**WHAT TO PRODUCE:** Could you copy every line of the data that contains "structured"?
--- DATA TO USE ---
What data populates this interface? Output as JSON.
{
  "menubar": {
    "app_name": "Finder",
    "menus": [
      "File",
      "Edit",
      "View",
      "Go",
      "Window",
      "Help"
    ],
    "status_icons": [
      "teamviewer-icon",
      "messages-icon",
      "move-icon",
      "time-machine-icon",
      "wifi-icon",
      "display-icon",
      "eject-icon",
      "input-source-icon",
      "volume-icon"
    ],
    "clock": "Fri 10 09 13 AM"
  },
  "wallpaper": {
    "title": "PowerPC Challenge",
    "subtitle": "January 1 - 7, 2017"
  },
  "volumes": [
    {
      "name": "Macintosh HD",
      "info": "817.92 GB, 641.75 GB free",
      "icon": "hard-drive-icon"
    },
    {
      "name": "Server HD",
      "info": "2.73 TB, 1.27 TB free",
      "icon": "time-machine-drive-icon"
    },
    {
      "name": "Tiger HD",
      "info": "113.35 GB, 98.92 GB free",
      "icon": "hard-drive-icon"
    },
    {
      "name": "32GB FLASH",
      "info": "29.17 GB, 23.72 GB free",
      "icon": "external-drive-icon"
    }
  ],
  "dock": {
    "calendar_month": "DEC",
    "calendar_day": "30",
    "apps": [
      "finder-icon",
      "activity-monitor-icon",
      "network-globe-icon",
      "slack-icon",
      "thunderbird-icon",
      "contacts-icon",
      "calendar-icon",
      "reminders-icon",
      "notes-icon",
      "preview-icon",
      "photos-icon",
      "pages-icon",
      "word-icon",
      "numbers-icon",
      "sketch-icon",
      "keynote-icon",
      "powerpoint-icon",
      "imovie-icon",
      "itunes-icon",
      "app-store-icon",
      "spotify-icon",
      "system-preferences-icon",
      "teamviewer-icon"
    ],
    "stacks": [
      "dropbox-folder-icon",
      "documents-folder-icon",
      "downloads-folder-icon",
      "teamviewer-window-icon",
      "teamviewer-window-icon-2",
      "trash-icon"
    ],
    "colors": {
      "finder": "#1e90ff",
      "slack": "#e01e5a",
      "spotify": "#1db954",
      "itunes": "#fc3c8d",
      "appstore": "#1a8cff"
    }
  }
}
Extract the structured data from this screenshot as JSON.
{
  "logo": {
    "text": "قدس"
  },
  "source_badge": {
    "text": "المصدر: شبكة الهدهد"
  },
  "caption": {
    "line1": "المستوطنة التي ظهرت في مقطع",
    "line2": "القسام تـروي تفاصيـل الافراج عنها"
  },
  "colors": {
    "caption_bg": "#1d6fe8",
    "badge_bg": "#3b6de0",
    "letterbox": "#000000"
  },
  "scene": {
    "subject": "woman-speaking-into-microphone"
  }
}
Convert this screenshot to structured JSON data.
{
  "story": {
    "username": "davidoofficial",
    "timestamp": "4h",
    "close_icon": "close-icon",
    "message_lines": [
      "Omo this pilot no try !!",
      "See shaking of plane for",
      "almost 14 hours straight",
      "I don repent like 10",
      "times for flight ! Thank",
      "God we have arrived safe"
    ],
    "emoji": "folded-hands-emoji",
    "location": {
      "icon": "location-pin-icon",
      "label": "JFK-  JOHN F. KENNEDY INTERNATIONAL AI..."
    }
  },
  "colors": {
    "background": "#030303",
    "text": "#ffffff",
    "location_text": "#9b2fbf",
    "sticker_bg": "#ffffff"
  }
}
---
**ANSWER BOX:**
Extract the structured data from this screenshot as JSON.
Convert this screenshot to structured JSON data.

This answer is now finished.